Date of Award


Document Type


Degree Name

Master of Social Work


School of Social Work

First Reader/Committee Chair

Chang, Janet


Evidence-based practices utilized by social workers working with veterans experiencing physical (e.g., spinal cord injuries and loss of limbs) and/or mental health (e.g., posttraumatic stress disorder, depression, substance use) issues are widely used with this vulnerable population. The number of social workers integrating animal-assisted interventions (AAI) or animal-assisted therapy (AAT) as a complementary intervention to these practices is extremely limited. A significant amount of research has been published on AAI and AAT, yet there is a gap in research regarding AAI and AAT as effective complementary approaches when working with veterans.

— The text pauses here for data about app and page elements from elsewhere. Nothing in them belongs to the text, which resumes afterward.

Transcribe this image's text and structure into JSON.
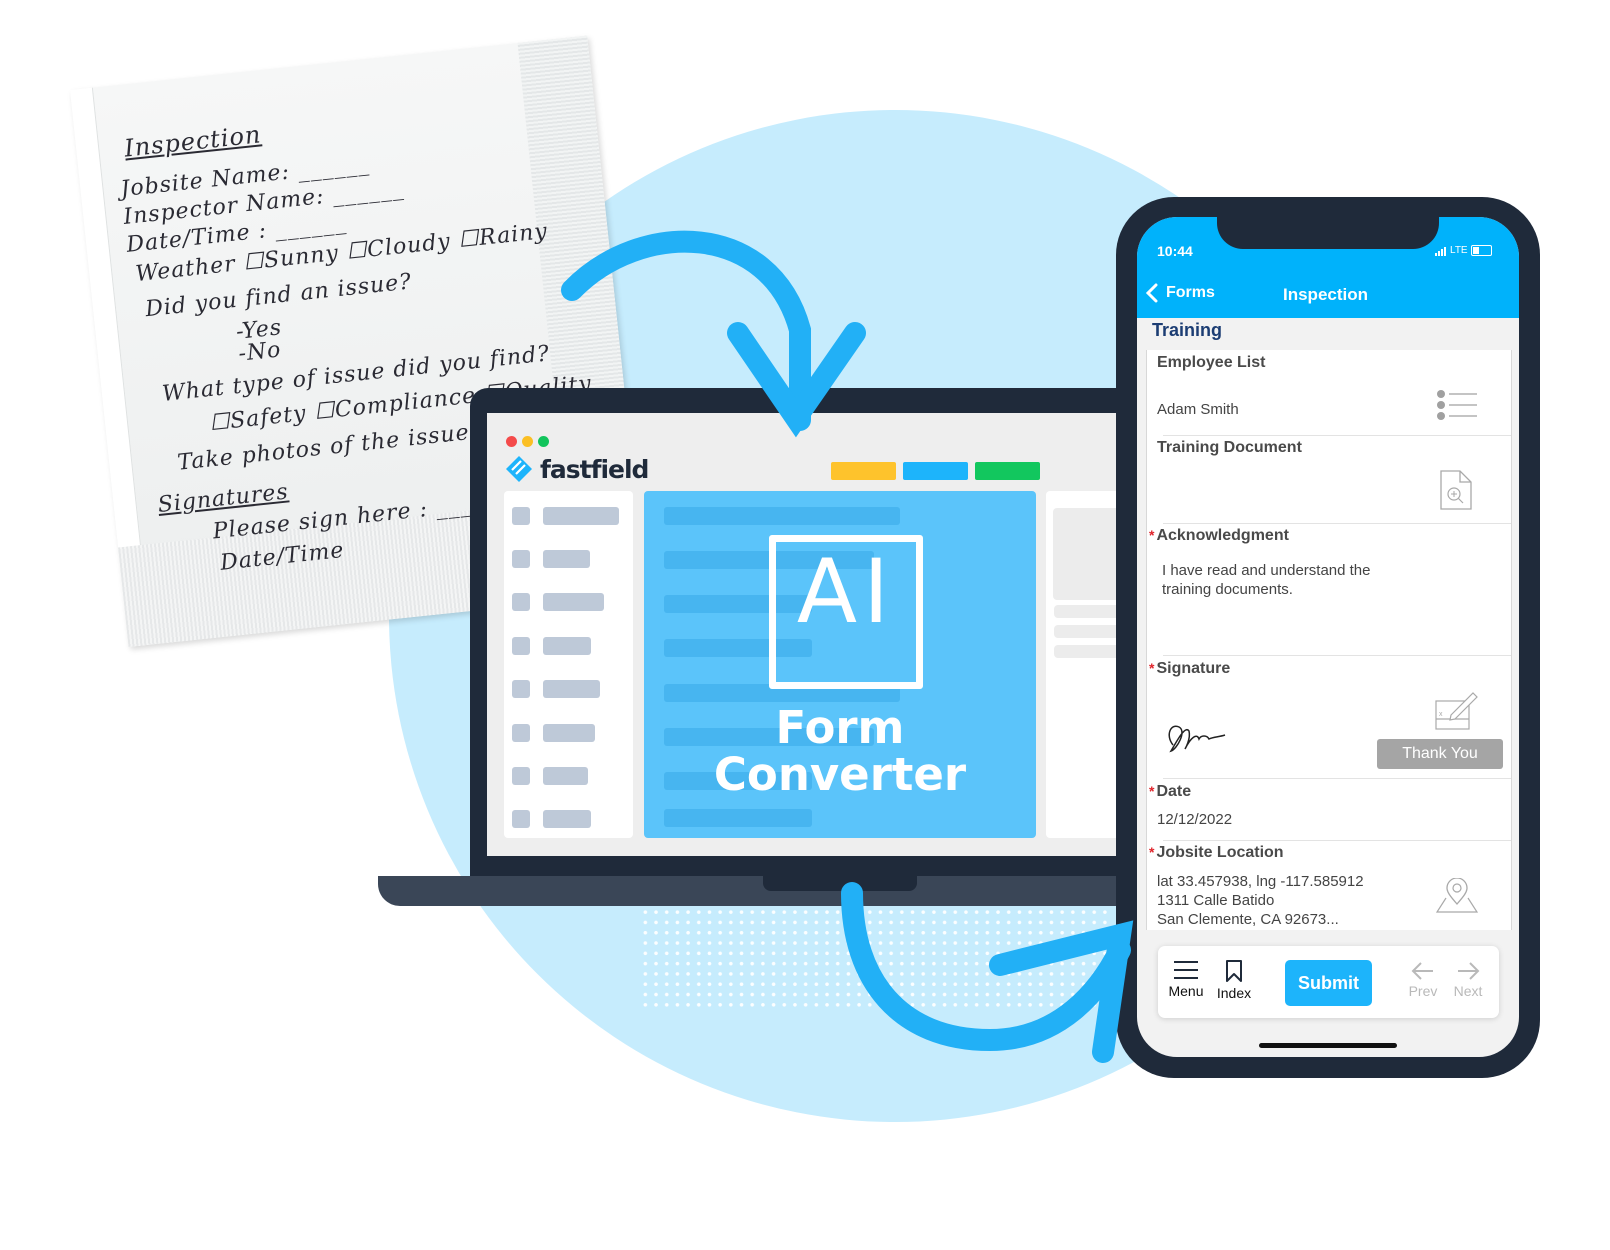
{
  "napkin": {
    "lines": [
      "Inspection",
      "Jobsite Name: ______",
      "Inspector Name: ______",
      "Date/Time : ______",
      "Weather ☐Sunny ☐Cloudy ☐Rainy",
      "Did you find an issue?",
      "-Yes",
      "-No",
      "What type of issue did you find?",
      "☐Safety ☐Compliance ☐Quality",
      "Take photos of the issue",
      "Signatures",
      "Please sign here : ____",
      "Date/Time"
    ]
  },
  "laptop": {
    "window_dots": [
      "#f44a4a",
      "#fbbf24",
      "#12c45c"
    ],
    "brand": "fastfield",
    "brand_icon": "fastfield-logo-icon",
    "toolbar_colors": [
      "#fec32c",
      "#1db4fb",
      "#12c75e"
    ],
    "ai_label": "AI",
    "title_line1": "Form",
    "title_line2": "Converter"
  },
  "phone": {
    "status": {
      "time": "10:44",
      "network": "LTE"
    },
    "nav": {
      "back_label": "Forms",
      "title": "Inspection"
    },
    "section": "Training",
    "fields": [
      {
        "label": "Employee List",
        "required": false,
        "value": "Adam Smith",
        "icon": "list-icon"
      },
      {
        "label": "Training Document",
        "required": false,
        "value": "",
        "icon": "document-zoom-icon"
      },
      {
        "label": "Acknowledgment",
        "required": true,
        "value": "I have read and understand the training documents.",
        "button": "Thank You"
      },
      {
        "label": "Signature",
        "required": true,
        "value": "",
        "icon": "signature-pad-icon"
      },
      {
        "label": "Date",
        "required": true,
        "value": "12/12/2022"
      },
      {
        "label": "Jobsite Location",
        "required": true,
        "value_lines": [
          "lat 33.457938, lng -117.585912",
          "1311 Calle Batido",
          "San Clemente, CA  92673..."
        ],
        "icon": "map-pin-icon"
      }
    ],
    "required_marker": "*",
    "bottom_bar": {
      "menu": "Menu",
      "index": "Index",
      "submit": "Submit",
      "prev": "Prev",
      "next": "Next"
    }
  },
  "colors": {
    "accent": "#1db4fb",
    "arrow": "#22b0f6",
    "circle": "#c6ecfd",
    "dark": "#1f2a3a"
  }
}
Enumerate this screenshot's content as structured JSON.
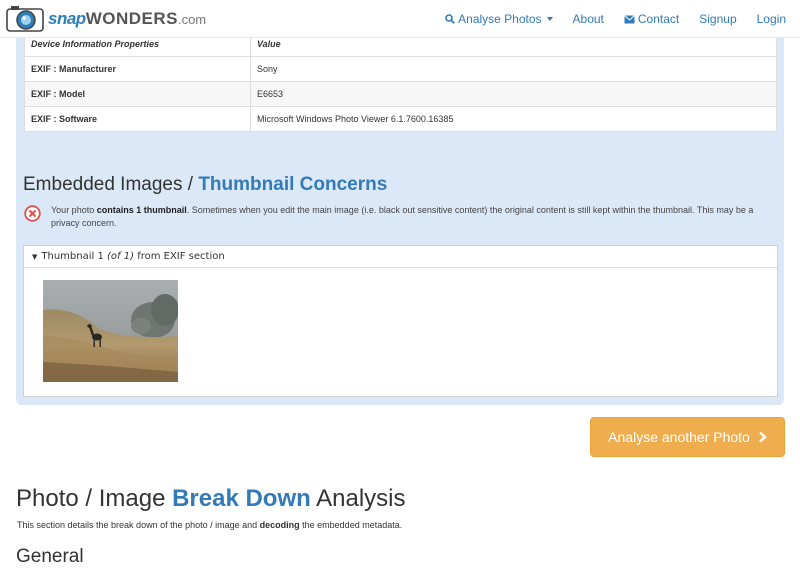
{
  "brand": {
    "snap": "snap",
    "wonders": "WONDERS",
    "com": ".com"
  },
  "nav": {
    "analyse": "Analyse Photos",
    "about": "About",
    "contact": "Contact",
    "signup": "Signup",
    "login": "Login"
  },
  "device_table": {
    "headers": [
      "Device Information Properties",
      "Value"
    ],
    "rows": [
      {
        "key": "EXIF : Manufacturer",
        "value": "Sony"
      },
      {
        "key": "EXIF : Model",
        "value": "E6653"
      },
      {
        "key": "EXIF : Software",
        "value": "Microsoft Windows Photo Viewer 6.1.7600.16385"
      }
    ]
  },
  "embedded": {
    "title_plain": "Embedded Images / ",
    "title_highlight": "Thumbnail Concerns",
    "warning_prefix": "Your photo ",
    "warning_bold": "contains 1 thumbnail",
    "warning_suffix": ". Sometimes when you edit the main image (i.e. black out sensitive content) the original content is still kept within the thumbnail. This may be a privacy concern.",
    "thumb_label": "Thumbnail 1",
    "thumb_count": "(of 1)",
    "thumb_source": "from EXIF section"
  },
  "button": {
    "analyse_another": "Analyse another Photo"
  },
  "breakdown": {
    "title_plain1": "Photo / Image ",
    "title_highlight": "Break Down",
    "title_plain2": " Analysis",
    "desc_prefix": "This section details the break down of the photo / image and ",
    "desc_bold": "decoding",
    "desc_suffix": " the embedded metadata.",
    "general": "General"
  },
  "colors": {
    "accent": "#337ab7",
    "panel": "#dbe8f8",
    "button": "#f0ad4e",
    "warning": "#d9534f"
  }
}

The qualitative method utilized in this study was interviews in which MSWs and LCSWs were asked to share personal experiences while employed at veteran-supported agencies and/or non-profit organizations. The qualitative method of interviews and content analysis were used to help identify the themes and sub-themes of this study. The themes and sub-themes supported the phrases and statements drawn from the seven interviews conducted for this study. Findings supported in this study addressed the value of the human-animal bond, how integrating AAI and AAT with evidence-based practices can assist the veteran in improving quality of life (e.g., a decrease in social isolation, increase in social activity, decrease in substance use), and how important it is to recognize the need to provide the education in this field to social workers. Findings from this study can help to provide the foundation for future research, can underscore the value of offering and integrating AAI and AAT education into more MSW programs, and can contribute to establishing policy where those who can benefit by AAI and AAT are given access to it.